Suitable for use on projects where a concrete slab might ordinarily be used, suspended concrete decks are particularly desirable where there is unstable ground, a high water table, or too much poor soil needs removing. They also make it easier to provide a level floor on sites with an excessive slope.
A concrete deck is not at risk of rot like the joists in a suspended timber ground floor, but the sub-floor void must still be ventilated to prevent any potential build-up of gas. The void also accommodates any ground movement.
In a block and beam deck, concrete blocks are laid between, and supported by, concrete beams shaped like an inverted ‘T’. The lighter the block, the greater its contribution to the thermal performance of the floor; it’s also possible to use infill blocks made from polystyrene insulation.
Installing thermal insulation below a concrete deck is not an option, so rigid insulation is installed on the deck. Lightweight, rigid polyisocyanurate (PIR) foam insulation boards, such as those manufactured by Celotex, are among the most thermally efficient, commonly available insulation materials. They keep the depth of the floor construction down, and are easily handled and laid to quickly insulate large areas.

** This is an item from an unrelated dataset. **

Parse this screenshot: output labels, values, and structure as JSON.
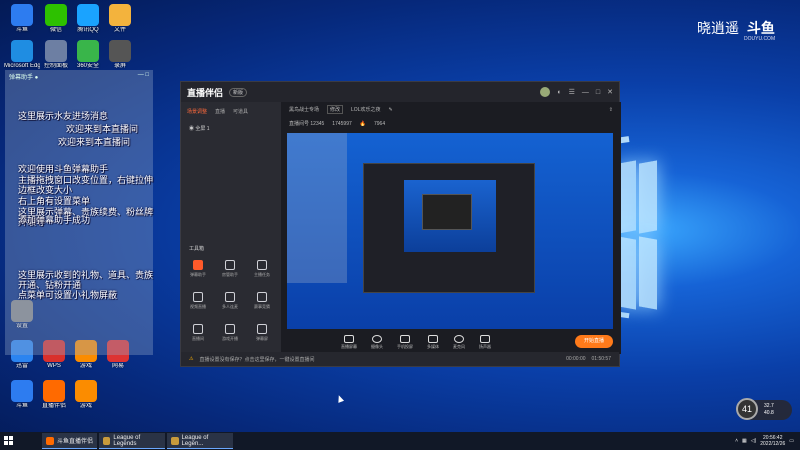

With an appropriate separation layer installed over, such as light-gauge polythene, they are then easily covered by a concrete screed or tongue and groove chipboard, ready to receive the specified floor finish.
1200 x 2400mm
1200 x 2400mm